Nobody Knows

March, 2005, Drama

Remember what it was like being a kid? Wanting desperately to fit in with your peers, feuding with siblings, enjoying the warmth and security of your parents’ love? Can you imagine what it would be like to face growing up knowing you’d been completely abandoned long before you could handle the adult world and its frightening complexities? Japanese director Hirokazu Koreeda can. Working from an actual incident reported a few years ago in the Tokyo press, the writer/director gathered a cast of child actors and provided them with a script so fully realized that he’s created an engrossing film which mesmerizes with every frame of its two and a third hours.  

An attractive woman and her solemn son of no more than a dozen years rent a unit in an apartment building which allows no more than 1 child per family. But as soon as they have their keys, the pair manages to sneak in the boy’s younger sister Kyoko and some suspiciously heavy suitcases. These turn out to contain Shigeru and little Yuki, a pair of still younger siblings. Keiko, the mother of this quartet, (played by a Japaneeese pop-star named You) has the feckless charm of an attractive teenage baby sitter, but she lives off the grid; the three youngest children aren’t permitted to leave their tiny home, even to venture out onto the apartment’s postage-sized balcony lest they be spotted and evicted. None of the children go to school; Keiko sees no reason why they should, since she didn’t, blithely ignoring the painfully obvious desire of Akira and Kyoko to do so. Keiko works a boring job during the day and favors the attractions of the neighborhood’s bars in the evenings, so the kids have long since learned to fend for themselves.

Soon she’s sporting a new boyfriend who’s asked her to go away with him. Having neglected to mention the children to her new suitor, Keiko puts some cash on the kitchen/living room table one evening and tells Akira she’s going away for a while to take a new job; he’s in charge until her return. Short absences being her standard modus operandi, Akira and his siblings simply soldier on, with Akira doing the grocery shopping, laundry and setting the rules. A few months later Keiko returns, armed with presents and the news that she has to go away again, “for a long time”. That night she simply deserts her children.

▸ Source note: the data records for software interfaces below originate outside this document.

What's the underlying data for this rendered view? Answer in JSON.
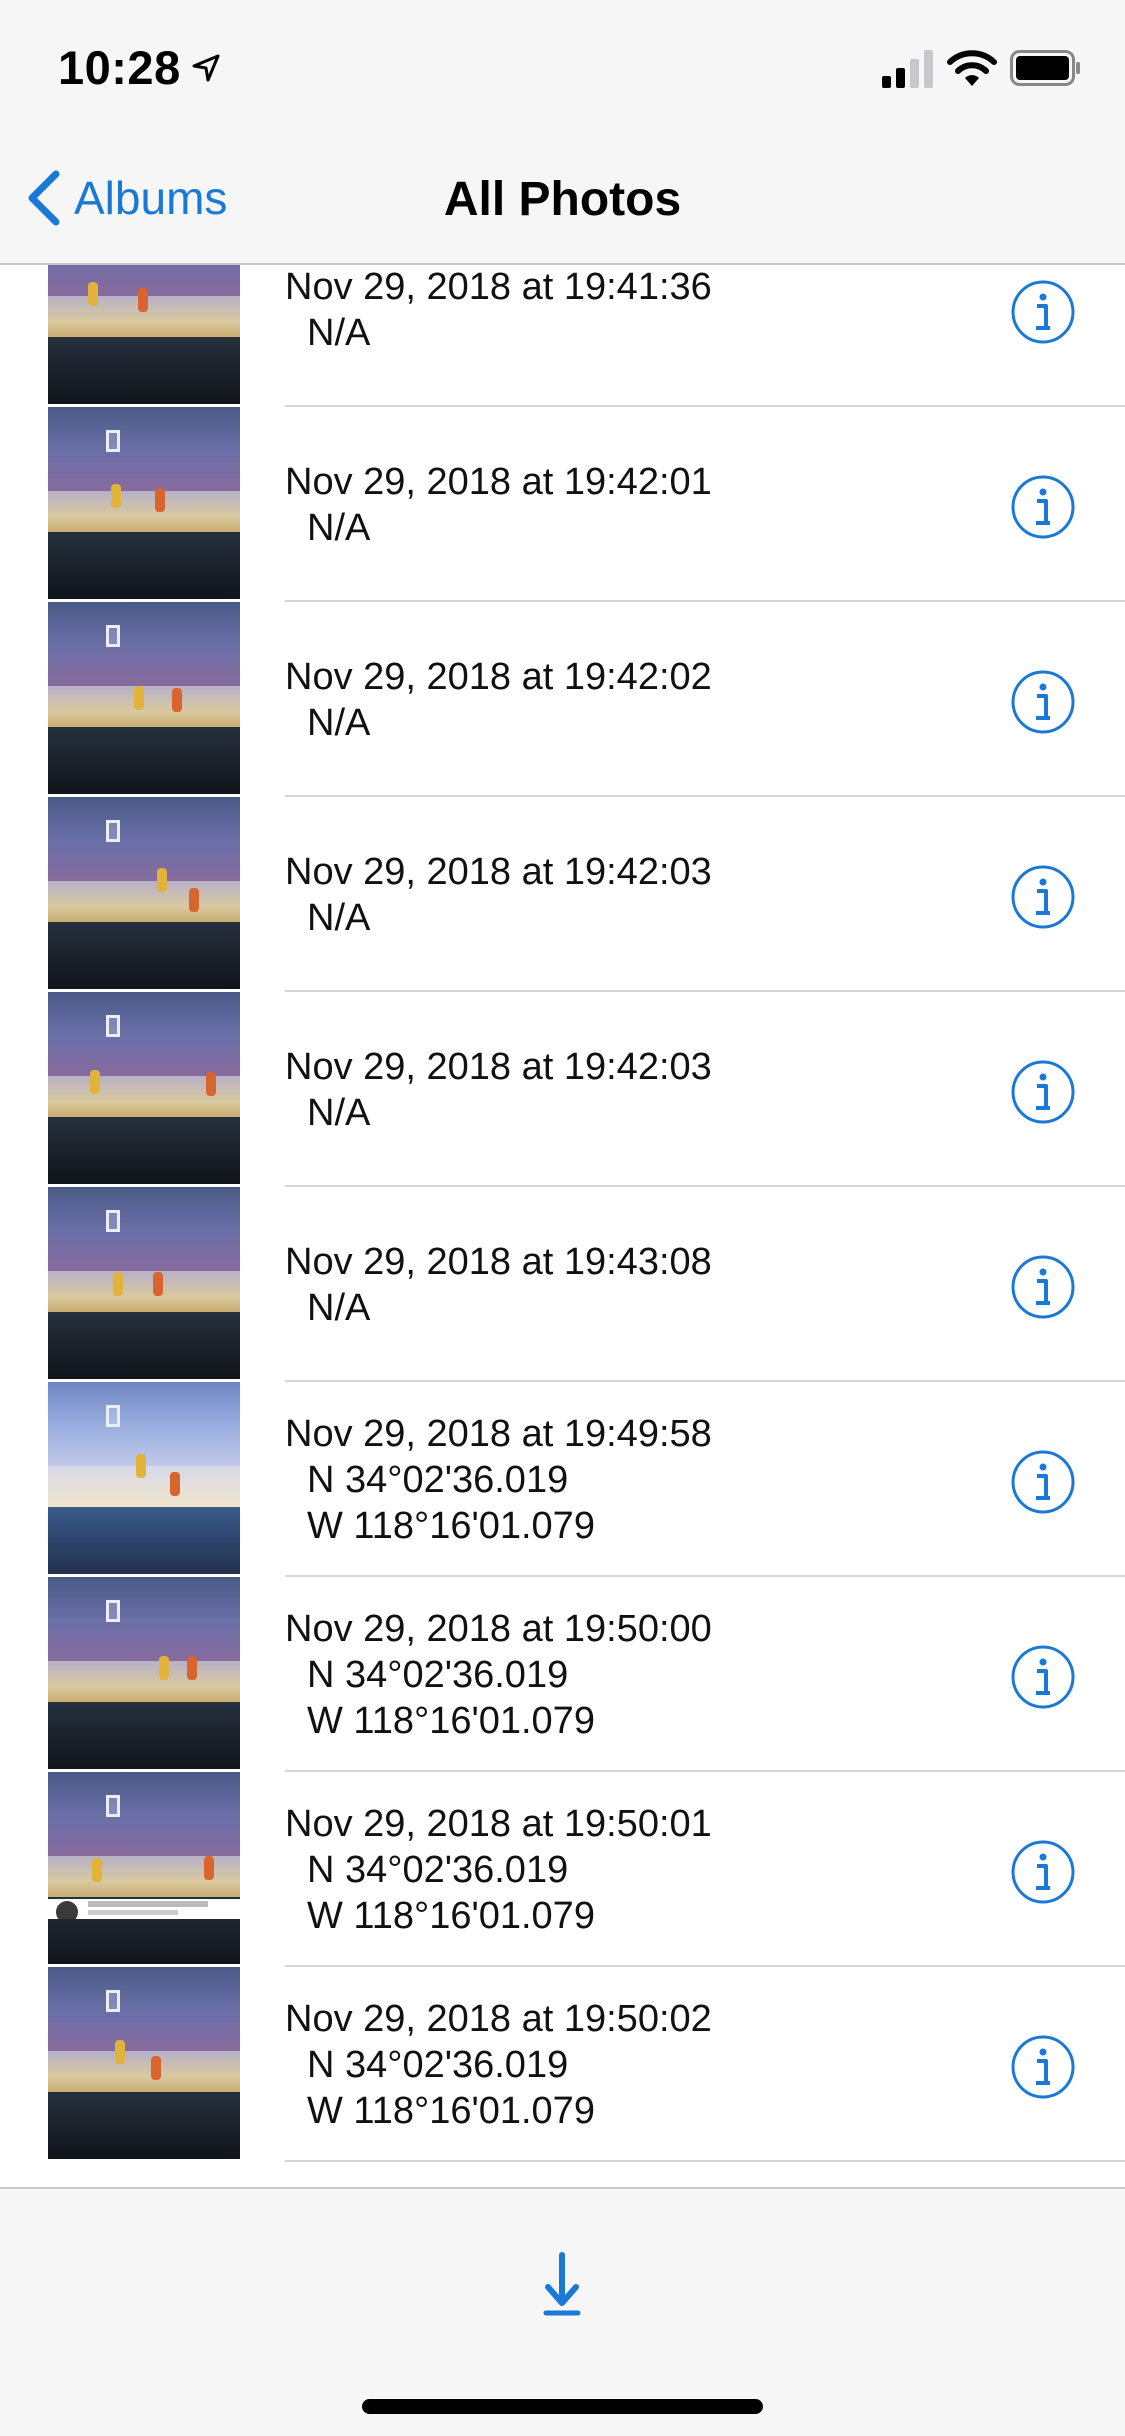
{
  "status_bar": {
    "time": "10:28",
    "icons": [
      "location-arrow-icon",
      "cellular-signal-icon",
      "wifi-icon",
      "battery-icon"
    ]
  },
  "nav": {
    "back_label": "Albums",
    "title": "All Photos"
  },
  "accent_color": "#1a78d6",
  "photos": [
    {
      "date": "Nov 29, 2018 at 19:41:36",
      "lines": [
        "N/A"
      ]
    },
    {
      "date": "Nov 29, 2018 at 19:42:01",
      "lines": [
        "N/A"
      ]
    },
    {
      "date": "Nov 29, 2018 at 19:42:02",
      "lines": [
        "N/A"
      ]
    },
    {
      "date": "Nov 29, 2018 at 19:42:03",
      "lines": [
        "N/A"
      ]
    },
    {
      "date": "Nov 29, 2018 at 19:42:03",
      "lines": [
        "N/A"
      ]
    },
    {
      "date": "Nov 29, 2018 at 19:43:08",
      "lines": [
        "N/A"
      ]
    },
    {
      "date": "Nov 29, 2018 at 19:49:58",
      "lines": [
        "N 34°02'36.019",
        "W 118°16'01.079"
      ]
    },
    {
      "date": "Nov 29, 2018 at 19:50:00",
      "lines": [
        "N 34°02'36.019",
        "W 118°16'01.079"
      ]
    },
    {
      "date": "Nov 29, 2018 at 19:50:01",
      "lines": [
        "N 34°02'36.019",
        "W 118°16'01.079"
      ]
    },
    {
      "date": "Nov 29, 2018 at 19:50:02",
      "lines": [
        "N 34°02'36.019",
        "W 118°16'01.079"
      ]
    }
  ],
  "toolbar": {
    "download_icon": "download-arrow-icon"
  }
}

Akira, played with quiet intensity by newcomer Yuya Yagira, (who won the best actor award last year at Cannes for his performance) rules the household with casual, unquestioned authority; for the most part, his siblings obey his often arbitrary rules. His affection for them and the seriousness with which he accepts his responsibilities make his often frantic days at once comic and painfully difficult to watch, for the director never fails to signal, with perfect attention to the mundane details of everyday life, that this quartet is headed for disaster.

Akira longs to make friends, ride a bicycle and play baseball, so he turns to petty theft to buy video games with which to lure neighborhood boys to the apartment. Kyoko, struggling to rationalize her desire to learn with the claustrophobic circumstances of her life, slowly retreats inward, spending more and more time alone in the apartment’s single closet. Akira entertains his two youngest siblings by planting seeds in milk cartons that are placed on the railing of their balcony to catch the sun. 

The money runs out fairly quickly of course; water and power are shut off and Akira finds himself bathing and doing a bit of laundry in the neighborhood park’s drinking fountain. Bluffing the landlord’s a bit easier; she’s uncomfortable pressing a child for money and too readily believes his lies about when his mother is going to return. Even the friendship of Saki, a shunned girl Akira’s age who attends a private school can’t ease the ache in these children’s hearts and the accidental launching of one of their pots from its perch on the balcony prefigures the loss which constitutes the movie’s climax. 

Koreeda’s screenplay provides his young actors with such a pitch perfect blend of normal childhood experiences and matter-of-fact dialogue that he’s able to create a world for Akira and his charges that’s simultaneously normal and agonizing; the quiet stoicism on display never appears forced or contrived, making the film’ denouement all the more heartbreaking. Even more astounding is the hermetically-sealed world the director creates for them; even though they live in one of the largest and most densely populated cities on earth, these children are as far removed from other human contact as the marooned prep-school boys in Lord of the Flies. The fact that Akira and his siblings behave with all of the normal drives of the subjects of that novel while demonstrating so little of their accompanying youthful barbarism only adds to Akira’s appeal and appalling vulnerability of the family he heads.

Nobody’s charms are as subtle as its carefully-presented characters, heroes who struggle to deal with a world they had no part in making and which makes no sense to them. With quiet dignity and fierce resilience, these children will steal your heart- -and then break it. 

The Verdict?  A small, perfectly detailed gem. If you miss it during its theatrical release, be sure to look for it on video or DVD. 

Jake's Takes comments powered by Disqus